June 06, 2013
Population history of the Caribbean (Moreno-Estrada et al. 2013)
On the other hand, it'd be nice to have Iberian data from a few centuries ago, to make sure, since Iberia, being a part of Europe may have had the opportunity to "right-shift" during the last few centuries due to gene flow, and even if it didn't there is a chance that gene flow within Iberia may have dulled population differentiation, while immigration to the Caribbean may not have originated from all parts of Iberia equally (and as I've shown, there is substantial population structure in Iberia down to this day).
Reconstructing the Population Genetic History of the Caribbean
Andres Moreno-Estrada et al.
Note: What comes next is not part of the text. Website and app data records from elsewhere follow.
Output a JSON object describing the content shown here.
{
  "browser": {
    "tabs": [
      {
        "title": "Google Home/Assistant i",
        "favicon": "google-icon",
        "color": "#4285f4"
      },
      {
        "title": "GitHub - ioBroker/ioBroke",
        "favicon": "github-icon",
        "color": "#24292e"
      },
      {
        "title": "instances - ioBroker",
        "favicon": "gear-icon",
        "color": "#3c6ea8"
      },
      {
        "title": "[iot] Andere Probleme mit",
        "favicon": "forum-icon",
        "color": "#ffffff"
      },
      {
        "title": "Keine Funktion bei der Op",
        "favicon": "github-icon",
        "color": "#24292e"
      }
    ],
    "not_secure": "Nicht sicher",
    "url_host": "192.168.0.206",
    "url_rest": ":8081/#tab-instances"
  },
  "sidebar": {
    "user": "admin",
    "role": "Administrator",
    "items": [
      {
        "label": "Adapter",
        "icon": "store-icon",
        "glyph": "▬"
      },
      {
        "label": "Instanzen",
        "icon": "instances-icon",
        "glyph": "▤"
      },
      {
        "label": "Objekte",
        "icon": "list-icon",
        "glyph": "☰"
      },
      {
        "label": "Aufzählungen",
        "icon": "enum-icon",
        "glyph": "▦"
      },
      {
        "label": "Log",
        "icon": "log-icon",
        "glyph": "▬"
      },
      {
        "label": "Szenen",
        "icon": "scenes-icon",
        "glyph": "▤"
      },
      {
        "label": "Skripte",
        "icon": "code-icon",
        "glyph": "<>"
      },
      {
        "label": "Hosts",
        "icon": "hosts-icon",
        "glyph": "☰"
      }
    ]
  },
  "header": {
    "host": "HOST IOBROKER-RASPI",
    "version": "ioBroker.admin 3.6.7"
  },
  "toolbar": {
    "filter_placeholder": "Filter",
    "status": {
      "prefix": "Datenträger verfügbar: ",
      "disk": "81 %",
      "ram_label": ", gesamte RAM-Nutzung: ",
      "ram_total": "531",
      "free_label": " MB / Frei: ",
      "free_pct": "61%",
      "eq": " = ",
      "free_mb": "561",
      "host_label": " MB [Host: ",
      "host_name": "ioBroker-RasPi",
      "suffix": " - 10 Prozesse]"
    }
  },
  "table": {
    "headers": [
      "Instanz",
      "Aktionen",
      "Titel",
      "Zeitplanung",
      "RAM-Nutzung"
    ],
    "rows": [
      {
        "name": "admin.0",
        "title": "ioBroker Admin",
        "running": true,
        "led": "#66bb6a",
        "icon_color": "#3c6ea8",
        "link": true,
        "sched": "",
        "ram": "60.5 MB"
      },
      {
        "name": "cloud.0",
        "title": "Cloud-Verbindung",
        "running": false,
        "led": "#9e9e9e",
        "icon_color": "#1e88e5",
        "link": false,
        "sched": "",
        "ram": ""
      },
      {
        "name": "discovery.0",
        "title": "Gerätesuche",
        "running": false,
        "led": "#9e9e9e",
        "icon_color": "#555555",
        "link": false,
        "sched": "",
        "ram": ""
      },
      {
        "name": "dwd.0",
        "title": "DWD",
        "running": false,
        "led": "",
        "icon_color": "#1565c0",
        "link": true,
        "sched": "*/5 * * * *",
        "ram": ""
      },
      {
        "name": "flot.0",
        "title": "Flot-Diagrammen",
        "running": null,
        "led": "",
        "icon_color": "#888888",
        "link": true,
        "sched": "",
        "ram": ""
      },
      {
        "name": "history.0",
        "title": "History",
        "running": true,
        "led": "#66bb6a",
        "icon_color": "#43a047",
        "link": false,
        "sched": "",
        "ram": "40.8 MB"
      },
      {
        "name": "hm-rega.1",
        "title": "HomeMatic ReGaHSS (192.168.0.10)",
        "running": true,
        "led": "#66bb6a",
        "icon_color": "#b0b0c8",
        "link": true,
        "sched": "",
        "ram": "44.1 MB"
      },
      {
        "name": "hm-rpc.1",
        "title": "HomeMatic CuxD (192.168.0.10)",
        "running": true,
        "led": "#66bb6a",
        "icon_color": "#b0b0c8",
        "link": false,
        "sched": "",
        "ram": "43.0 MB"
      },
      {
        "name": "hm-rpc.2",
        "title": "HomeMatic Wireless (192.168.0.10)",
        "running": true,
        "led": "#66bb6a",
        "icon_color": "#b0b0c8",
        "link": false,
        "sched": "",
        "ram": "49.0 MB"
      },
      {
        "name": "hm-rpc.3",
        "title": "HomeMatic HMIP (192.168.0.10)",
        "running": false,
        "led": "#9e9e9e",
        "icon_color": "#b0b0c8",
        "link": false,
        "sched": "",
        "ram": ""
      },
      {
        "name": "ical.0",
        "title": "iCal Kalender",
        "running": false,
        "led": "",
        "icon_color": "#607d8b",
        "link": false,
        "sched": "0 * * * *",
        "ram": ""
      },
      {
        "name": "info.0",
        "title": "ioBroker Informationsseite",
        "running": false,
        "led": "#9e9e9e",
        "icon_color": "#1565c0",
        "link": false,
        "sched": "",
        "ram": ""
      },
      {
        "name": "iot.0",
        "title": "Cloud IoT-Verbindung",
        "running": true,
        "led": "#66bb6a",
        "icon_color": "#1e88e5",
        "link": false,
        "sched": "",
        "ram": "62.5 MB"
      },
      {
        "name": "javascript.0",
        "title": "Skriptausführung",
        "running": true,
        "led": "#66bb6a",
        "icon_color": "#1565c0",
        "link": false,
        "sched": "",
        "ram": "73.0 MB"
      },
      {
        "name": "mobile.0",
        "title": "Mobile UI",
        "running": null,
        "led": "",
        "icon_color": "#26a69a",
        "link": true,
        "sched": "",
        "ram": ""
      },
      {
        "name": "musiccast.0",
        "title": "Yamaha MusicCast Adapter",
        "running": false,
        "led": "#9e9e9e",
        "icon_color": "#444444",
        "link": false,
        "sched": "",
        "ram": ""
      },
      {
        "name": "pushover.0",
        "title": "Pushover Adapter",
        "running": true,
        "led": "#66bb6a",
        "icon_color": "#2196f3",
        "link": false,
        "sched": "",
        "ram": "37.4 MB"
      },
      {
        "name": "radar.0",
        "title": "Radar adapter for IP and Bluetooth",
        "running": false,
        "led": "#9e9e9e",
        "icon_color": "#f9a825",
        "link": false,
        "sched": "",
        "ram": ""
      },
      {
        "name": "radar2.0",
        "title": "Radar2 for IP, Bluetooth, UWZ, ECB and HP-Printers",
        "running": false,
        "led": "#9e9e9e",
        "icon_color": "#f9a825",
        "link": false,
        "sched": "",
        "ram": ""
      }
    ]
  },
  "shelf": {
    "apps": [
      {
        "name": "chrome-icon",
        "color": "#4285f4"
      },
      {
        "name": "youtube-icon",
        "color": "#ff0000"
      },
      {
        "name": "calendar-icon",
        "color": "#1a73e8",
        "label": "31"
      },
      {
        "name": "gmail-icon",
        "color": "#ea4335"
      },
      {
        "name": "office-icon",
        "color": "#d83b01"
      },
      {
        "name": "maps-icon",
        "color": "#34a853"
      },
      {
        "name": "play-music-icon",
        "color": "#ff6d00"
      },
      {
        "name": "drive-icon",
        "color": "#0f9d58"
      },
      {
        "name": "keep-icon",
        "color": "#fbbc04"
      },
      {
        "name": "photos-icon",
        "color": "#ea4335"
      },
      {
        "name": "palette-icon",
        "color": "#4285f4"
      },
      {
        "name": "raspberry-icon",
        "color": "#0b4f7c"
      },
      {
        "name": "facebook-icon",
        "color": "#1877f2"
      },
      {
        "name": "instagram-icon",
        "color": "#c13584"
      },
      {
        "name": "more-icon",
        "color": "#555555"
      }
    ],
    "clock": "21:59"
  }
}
The Caribbean basin is home to some of the most complex interactions in recent history among previously diverged human populations. Here, by making use of genome-wide SNP array data, we characterize ancestral components of Caribbean populations on a sub-continental level and unveil fine-scale patterns of population structure distinguishing insular from mainland Caribbean populations as well as from other Hispanic/Latino groups. We provide genetic evidence for an inland South American origin of the Native American component in island populations and for extensive pre-Columbian gene flow across the Caribbean basin. The Caribbean-derived European component shows significant differentiation from parental Iberian populations, presumably as a result of founder effects during the colonization of the New World. Based on demographic models, we reconstruct the complex population history of the Caribbean since the onset of continental admixture. We find that insular populations are best modeled as mixtures absorbing two pulses of African migrants, coinciding with early and maximum activity stages of the transatlantic slave trade. These two pulses appear to have originated in different regions within West Africa, imprinting two distinguishable signatures in present day Afro-Caribbean genomes and shedding light on the genetic impact of the dynamics occurring during the slave trade in the Caribbean.